[Page and application data records]

Segment Open

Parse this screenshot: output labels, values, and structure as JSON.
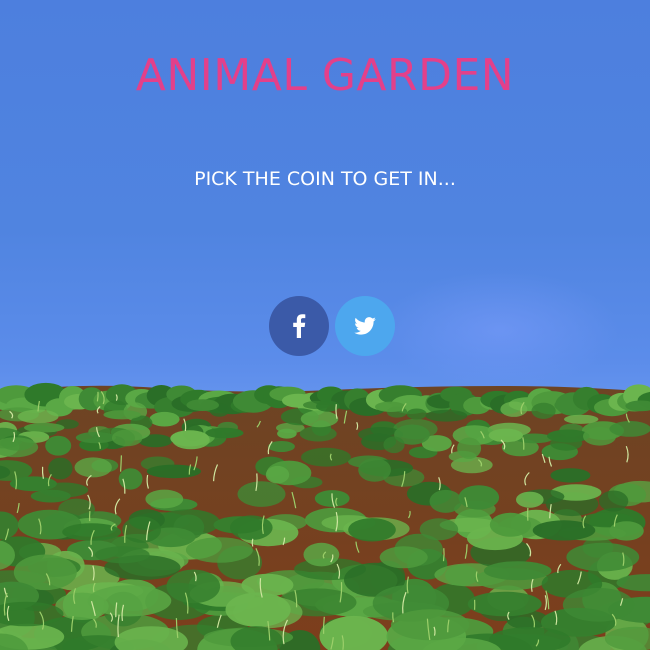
{
  "page": {
    "title": "ANIMAL GARDEN",
    "subtitle": "PICK THE COIN TO GET IN..."
  },
  "colors": {
    "sky": "#4f82df",
    "title": "#e3408a",
    "subtitle": "#ffffff",
    "facebook": "#3b5aa8",
    "twitter": "#4da7ee",
    "grass": "#3f8a35",
    "soil": "#7a3f1d"
  },
  "social": [
    {
      "name": "facebook",
      "icon": "facebook-icon"
    },
    {
      "name": "twitter",
      "icon": "twitter-icon"
    }
  ]
}
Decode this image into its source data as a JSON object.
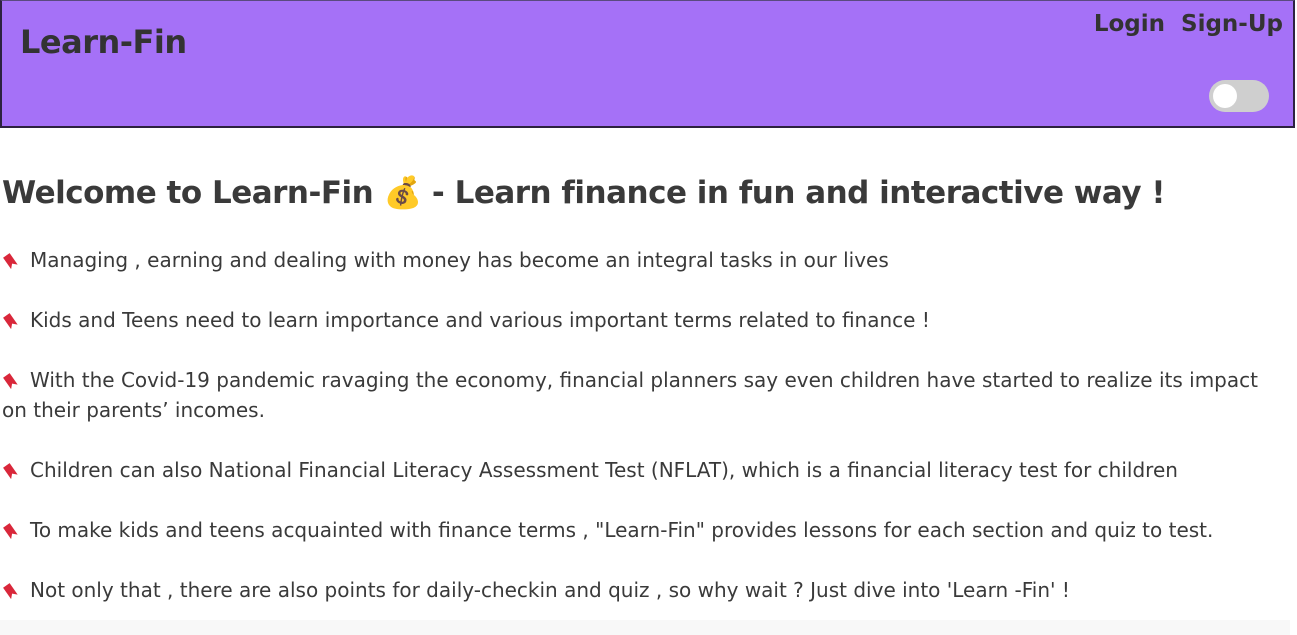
{
  "header": {
    "brand": "Learn-Fin",
    "login": "Login",
    "signup": "Sign-Up",
    "theme_toggle_state": "off"
  },
  "main": {
    "title": "Welcome to Learn-Fin 💰 - Learn finance in fun and interactive way !",
    "bullet_icon": "bookmark-icon",
    "paragraphs": [
      "Managing , earning and dealing with money has become an integral tasks in our lives",
      "Kids and Teens need to learn importance and various important terms related to finance !",
      "With the Covid-19 pandemic ravaging the economy, financial planners say even children have started to realize its impact on their parents’ incomes.",
      "Children can also National Financial Literacy Assessment Test (NFLAT), which is a financial literacy test for children",
      "To make kids and teens acquainted with finance terms , \"Learn-Fin\" provides lessons for each section and quiz to test.",
      "Not only that , there are also points for daily-checkin and quiz , so why wait ? Just dive into 'Learn -Fin' !"
    ]
  },
  "colors": {
    "navbar": "#a571f7",
    "text": "#3a3a3a",
    "bullet": "#d9273a",
    "toggle": "#cfcfcf"
  }
}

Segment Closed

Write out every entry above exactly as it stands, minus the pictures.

Response to the exercise:
Parse this screenshot: output labels, values, and structure as JSON.
{
  "page": {
    "title": "ANIMAL GARDEN",
    "subtitle": "PICK THE COIN TO GET IN..."
  },
  "colors": {
    "sky": "#4f82df",
    "title": "#e3408a",
    "subtitle": "#ffffff",
    "facebook": "#3b5aa8",
    "twitter": "#4da7ee",
    "grass": "#3f8a35",
    "soil": "#7a3f1d"
  },
  "social": [
    {
      "name": "facebook",
      "icon": "facebook-icon"
    },
    {
      "name": "twitter",
      "icon": "twitter-icon"
    }
  ]
}
Decode this image into its source data as a JSON object.
{
  "header": {
    "brand": "Learn-Fin",
    "login": "Login",
    "signup": "Sign-Up",
    "theme_toggle_state": "off"
  },
  "main": {
    "title": "Welcome to Learn-Fin 💰 - Learn finance in fun and interactive way !",
    "bullet_icon": "bookmark-icon",
    "paragraphs": [
      "Managing , earning and dealing with money has become an integral tasks in our lives",
      "Kids and Teens need to learn importance and various important terms related to finance !",
      "With the Covid-19 pandemic ravaging the economy, financial planners say even children have started to realize its impact on their parents’ incomes.",
      "Children can also National Financial Literacy Assessment Test (NFLAT), which is a financial literacy test for children",
      "To make kids and teens acquainted with finance terms , \"Learn-Fin\" provides lessons for each section and quiz to test.",
      "Not only that , there are also points for daily-checkin and quiz , so why wait ? Just dive into 'Learn -Fin' !"
    ]
  },
  "colors": {
    "navbar": "#a571f7",
    "text": "#3a3a3a",
    "bullet": "#d9273a",
    "toggle": "#cfcfcf"
  }
}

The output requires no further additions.